2020-2021 Mortality Experience Posts

By Age Groups

Children — Age 1-17: Childhood Mortality Trends, 1999-2021 (provisional), Ages 1-17 Revisited: Teen Mortality Increased 30% 2019 to 2021 Under age 1 is infant mortality and requires special handling — I really don’t want to deal with this right now.
Young Adults — Age 18-39: approximately the Millennials in 2020-2021 Part 1 and Part 2, plus the podcast
Middle Agers — Age 40-59: approximately Gen X – Middle-aged Massacre (too!): Increase in Mortality for Ages 40-59 in the U.S. for 2020-2021 Mainly Driven By COVID
Young Seniors — Age 60-79: approximately Boomers – Baby Boomer Mortality Experience: Welcome to Old Age! 2020-2021 U.S. Mortality Increase for Ages 60-79 was Mostly COVID
Old Seniors — Age 80+: mainly Silent Generation (as older generations are mostly dead at this point) – Silent Generation Has Odd 2021: COVID Over 100% of 2021 Mortality Increase Compared to 2019 in the U.S. for those over age 85

By Cause of Death

Top Causes
Top Causes of Death in U.S. for 2021 by Age Group
Top Causes of Death for 2021: Heart Disease, Cancer, and COVID

Suicide: Trends, 1968-2020, and Provisional Counts Through June 2021 – this one had only one standalone post, but I’m not done with this topic yet.
Mortality Nuggets: Videos on Suicide Rate Trends, Society of Actuaries Report, and Fixing Their Graph — there are a variety of mortality trends covered in video form here, and suicide rate trends are in the first video.

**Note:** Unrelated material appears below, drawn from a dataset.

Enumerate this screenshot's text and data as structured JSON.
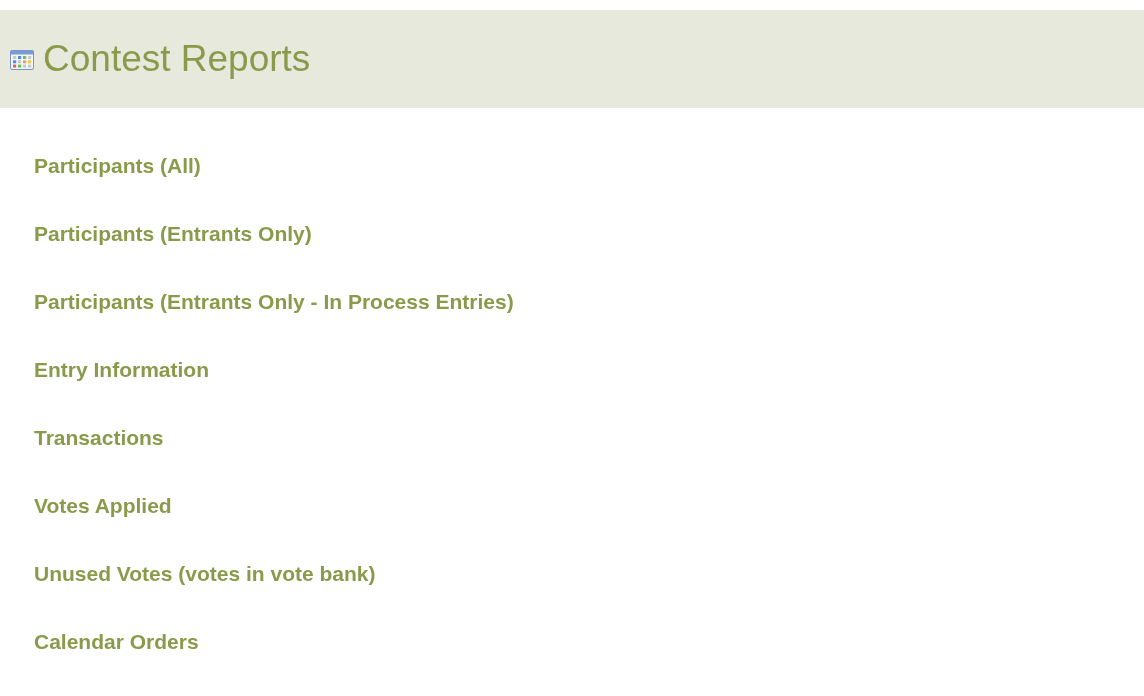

Homicide: Trends, 1968-2020, and Provisional Counts Through June 2021
The Geography of Homicide — States, Base Rates, Increases, and Correlations

Motor vehicle accidents
Motor Vehicle Accident Deaths: High-Level Trends, 1968-2020, Part 1
Motor Vehicle Accident Deaths, Part 2: Age-Related Trends with Provisional Results in 2021
Motor Vehicle Accident Deaths, Part 3: Geographical Differences, 2019 vs 2020

Drug overdose deaths
Drug Overdoses, Part 1: High-Level Trends, 1999-2020
Drug Overdose Deaths, Part 2: U.S. Age-Related Trends 1999-2020 with Provisional Results in 2021
Drug Overdose Deaths, Part 3: Geographical Differences for 2019 and 2020

Alcohol-related deaths
Part 1: Dead is dead: Increased Alcohol-Related Deaths, U.S., 2020-2021
Part 2: Alcohol-related deaths, part 2: Geographical Differences for 2019 and 2020